Lancet. 1975 Mar 08; 1(7906):543-8.Lct

Abstract

In a clinical survey the relation between migraine and menstruation was studied in 142 otherwise healthy women. In 24, onset of migraine coincided with the year of menarch. Of the 138 patients in whom onset of migraine predated the menopause, there were only 13 in whom attacks occurred regularly, and only, just before or during menstruation; in a further 11 attacks occurred regularly in relation to menstruation and at other times. Those with menstrually related migraine were more likely to have onset of migraine at menarche, to have associated weight gain and breast discomfort as part of a periodic syndrome, and to show improvement during pregnancy. There appeared no clear pattern of change at the menopause. In a study of reproductive hormones, blood was collected daily throughout a menstrual cycle from each of 8 women with menstrually related migraine, 6 with menstrually non-related migraine, and 8 healthy headache-free controls. Plasma levels of follicle-stimulating hormone (F.S.H.), luteinising hormone (L.H.), prolactin, oestrogen, and progesterone were measured in all. Plasma-testosterone was measured in 8 migraine patients. Mean plasma oestrogen and progesterone levels were significantly higher in migraine patients than controls for most of the menstrual cycle, with the most striking differences found in the late luteal phase for progesterone. No significant difference was found between the menstrually related and non-related patients for these or the other hormones measured. Mean plasma-prolactin levels were lower in migraine subjects than controls, but the difference was not significant. Mean plasma F.S.H. and L.H. levels were similar in both migraine and control groups. Plasma-testosterone levels were within the range for normal in the 8 migraine patients studied. No specific hormone changes were associated with the occurrence of a migraine attack, nor did rising or falling levels, or greater increments of change over given cycle phases, appear important in provoking attacks.

Authors

No affiliation info availableNo affiliation info availableNo affiliation info available

Pub Type(s)

Journal Article

Language

eng

PubMed ID

47017

Citation
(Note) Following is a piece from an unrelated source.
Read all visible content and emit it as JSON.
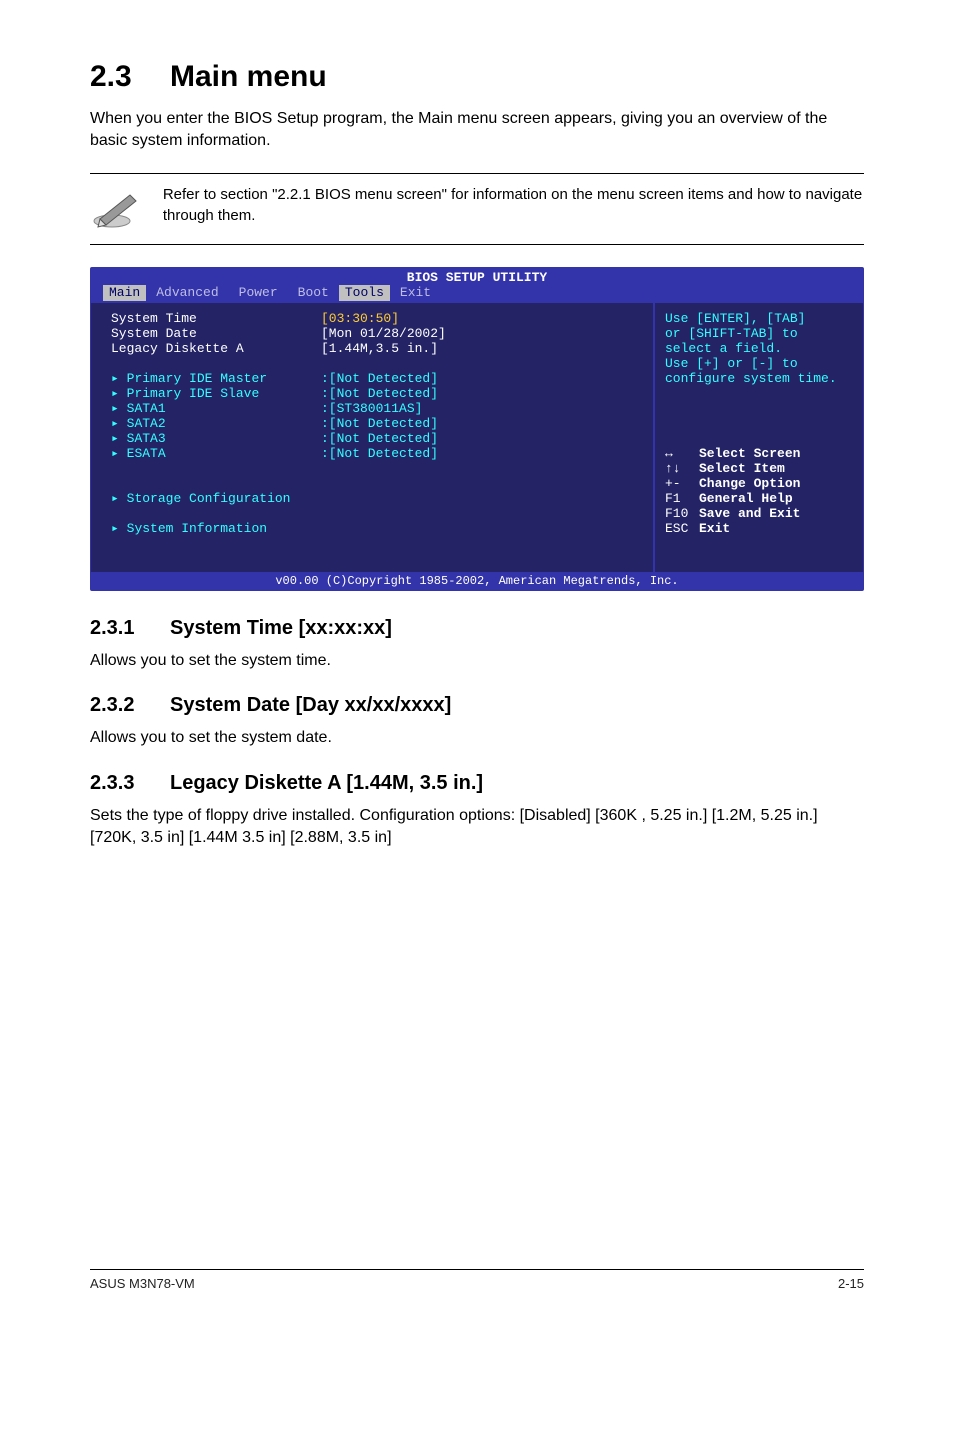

Epstein, M T., et al. "Migraine and Reporoductive Hormones Throughout the Menstrual Cycle." Lancet (London, England), vol. 1, no. 7906, 1975, pp. 543-8.
Epstein MT, Hockaday JM, Hockaday TD. Migraine and reporoductive hormones throughout the menstrual cycle. Lancet. 1975;1(7906):543-8.
Epstein, M. T., Hockaday, J. M., & Hockaday, T. D. (1975). Migraine and reporoductive hormones throughout the menstrual cycle. Lancet (London, England), 1(7906), 543-8.
Epstein MT, Hockaday JM, Hockaday TD. Migraine and Reporoductive Hormones Throughout the Menstrual Cycle. Lancet. 1975 Mar 8;1(7906):543-8. PubMed PMID: 47017.
* Article titles in AMA citation format should be in sentence-case
TY - JOUR T1 - Migraine and reporoductive hormones throughout the menstrual cycle. AU - Epstein,M T, AU - Hockaday,J M, AU - Hockaday,T D, PY - 1975/3/8/pubmed PY - 1975/3/8/medline PY - 1975/3/8/entrez SP - 543 EP - 8 JF - Lancet (London, England) JO - Lancet VL - 1 IS - 7906 N2 - In a clinical survey the relation between migraine and menstruation was studied in 142 otherwise healthy women. In 24, onset of migraine coincided with the year of menarch. Of the 138 patients in whom onset of migraine predated the menopause, there were only 13 in whom attacks occurred regularly, and only, just before or during menstruation; in a further 11 attacks occurred regularly in relation to menstruation and at other times. Those with menstrually related migraine were more likely to have onset of migraine at menarche, to have associated weight gain and breast discomfort as part of a periodic syndrome, and to show improvement during pregnancy. There appeared no clear pattern of change at the menopause. In a study of reproductive hormones, blood was collected daily throughout a menstrual cycle from each of 8 women with menstrually related migraine, 6 with menstrually non-related migraine, and 8 healthy headache-free controls. Plasma levels of follicle-stimulating hormone (F.S.H.), luteinising hormone (L.H.), prolactin, oestrogen, and progesterone were measured in all. Plasma-testosterone was measured in 8 migraine patients. Mean plasma oestrogen and progesterone levels were significantly higher in migraine patients than controls for most of the menstrual cycle, with the most striking differences found in the late luteal phase for progesterone. No significant difference was found between the menstrually related and non-related patients for these or the other hormones measured. Mean plasma-prolactin levels were lower in migraine subjects than controls, but the difference was not significant. Mean plasma F.S.H. and L.H. levels were similar in both migraine and control groups. Plasma-testosterone levels were within the range for normal in the 8 migraine patients studied. No specific hormone changes were associated with the occurrence of a migraine attack, nor did rising or falling levels, or greater increments of change over given cycle phases, appear important in provoking attacks. SN - 0140-6736 UR - https://www.unboundmedicine.com/medline/citation/47017/Migraine_and_reporoductive_hormones_throughout_the_menstrual_cycle_ L2 - https://linkinghub.elsevier.com/retrieve/pii/S0140-6736(75)91558-5 DB - PRIME DP - Unbound Medicine ER -